This is related to my previous post, where my only option was to have a RSA algorithm which seemed relatively weak. Let us assume that I want to encode a 35 bit number (From 0 upto 34359738367) with a 36 bit modulo (between 34359738368 upto 68719476735).
Referring to http://en.wikipedia.org/wiki/RSA I can see that my n is between 34359738368 upto 68719476735 a random totient (of the form p-1 * q-1). I pick a random d and e. I encode a number and show that on the UI.
For the purpose of argument let us assume that a user can see upto 1,000 such outputs. Can he use some algorithms like Polla's or anything of the like to crack my d,e or n and thereby start predicting new numbers? If so how hard is it going to be ? (By just knowing say 1000 sets of inputs/outputs)
As an example (consider 6 outputs as sample in input/output format),
Can someone tell me what my n, d, e was? (N between 34359738368 upto 68719476735)
I simply want to know how crackable it is, so if you could give me any information on how long, how fast, how many outputs does one has to see, what algorithms can one use etc. It will be great.
PS: User does not see the "e" like the standard RSA algorithm. He can only see the input output sets.
DETAILS ADDED I am trying to present a sequential user-id from db to the user. Because it is sequential I dont want a user to guess another user's id by doing a few registrations. To avoid this I have to scramble it to a <= 12 digit number. There were lot of constraints around this which were explained in this question .
Also the value of n,d and e is not known to the user. The maximum a user can see is a few input ouput samples (by way of registering repeatedly)

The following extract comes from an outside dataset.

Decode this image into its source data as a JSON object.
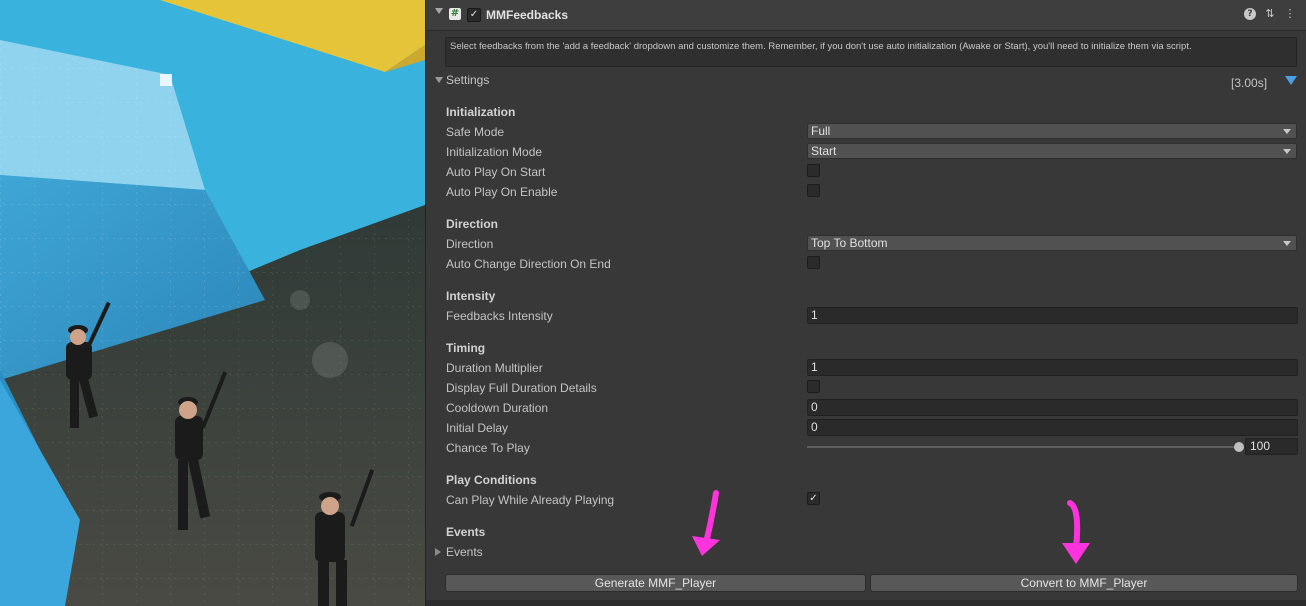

Accepting the answer posted by Accipitridae since the "Jacobi" algorithm can be used to crack this in a matter of few seconds. Without knowing n, e or p.